1866: The year these companies were founded was one year past the American Civil War. There was no through railway to the Pacific Coast, no telephones, no electric lights, no typewriters, airplanes, or automobiles. But they found a way to establish businesses that have endured through world wars, economic depressions, quantum leaps in technology, globalization, and shifting social and cultural values. Join me in congratulating these Century Club Companies on their 150th anniversary.
Dyke Industries, Little Rock, Arkansas
Dyke Industries is a family-owned company that operates 13 distribution outlets, serving 18 states with a broad line of building materials, including millwork, lumber, doors, windows and related items.
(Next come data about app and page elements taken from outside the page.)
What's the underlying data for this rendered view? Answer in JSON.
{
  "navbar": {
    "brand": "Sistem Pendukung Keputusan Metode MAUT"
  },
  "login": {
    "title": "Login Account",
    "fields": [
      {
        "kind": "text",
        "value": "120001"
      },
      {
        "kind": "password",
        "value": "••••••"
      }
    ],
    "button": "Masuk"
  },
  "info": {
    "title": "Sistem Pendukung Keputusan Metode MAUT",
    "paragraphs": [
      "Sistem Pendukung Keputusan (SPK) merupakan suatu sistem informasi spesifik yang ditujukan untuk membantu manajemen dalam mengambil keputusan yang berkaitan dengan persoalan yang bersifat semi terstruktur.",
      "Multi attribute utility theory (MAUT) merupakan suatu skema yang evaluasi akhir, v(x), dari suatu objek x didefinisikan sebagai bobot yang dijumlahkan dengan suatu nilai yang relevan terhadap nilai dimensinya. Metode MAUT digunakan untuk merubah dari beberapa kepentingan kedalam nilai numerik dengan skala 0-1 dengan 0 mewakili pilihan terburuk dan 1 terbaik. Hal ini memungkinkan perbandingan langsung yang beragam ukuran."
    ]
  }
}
They serve the Southeast US as a wholesale distributor of a multitude of millwork and related products.
Garland Manufacturing Company, Saco Maine
With six generations of continuous Garland family management, Garland Manufacturing continues to make mallets and soft-faced hammers for industries worldwide and is the only producer of rawhide mallets in North America. Over the years Garland has also diversified and they offer machined parts and plastic extrusions.
General Mills, Golden Valley, Minnesota
Starting with a flour mill on the banks of the Mississippi River in 1866, Gold Medal flour is still the top selling brand of flour in the United States. Now with many brands marketed in 100 countries on six continents, General Mills employs over 42,000 people worldwide an has sales of over $17 billion.
Huntington Bancshares, Columbus, Ohio
Huntington is a full-service banking provider operating primarily within the six states of Ohio, Michigan, Pennsylvania, Indiana, West Virginia, and Kentucky. As with many Century Club companies, Huntington believes it is their deep relationship-building capabilities that have enabled it to not just survive, but thrive, for 150 years.
Norway Savings Bank, Norway, Maine
A smaller community bank, Norway Savings Bank has also managed to survive for 150 years. Known for their financial strength, exceptional customer service, and contribution to their communities, they are proud to say "We're from Maine and we understand the needs of Maine people and businesses."
Sherwin Williams, Cleveland, Ohio
In 1866 there was no such thing as ready-to-use paint. Henry Sherwin and Edwin Williams changed that and worked to make a product that founded an industry and subtly altered the tone of our everyday lives. Today they are a global company with 4,000 stores worldwide. They know paint.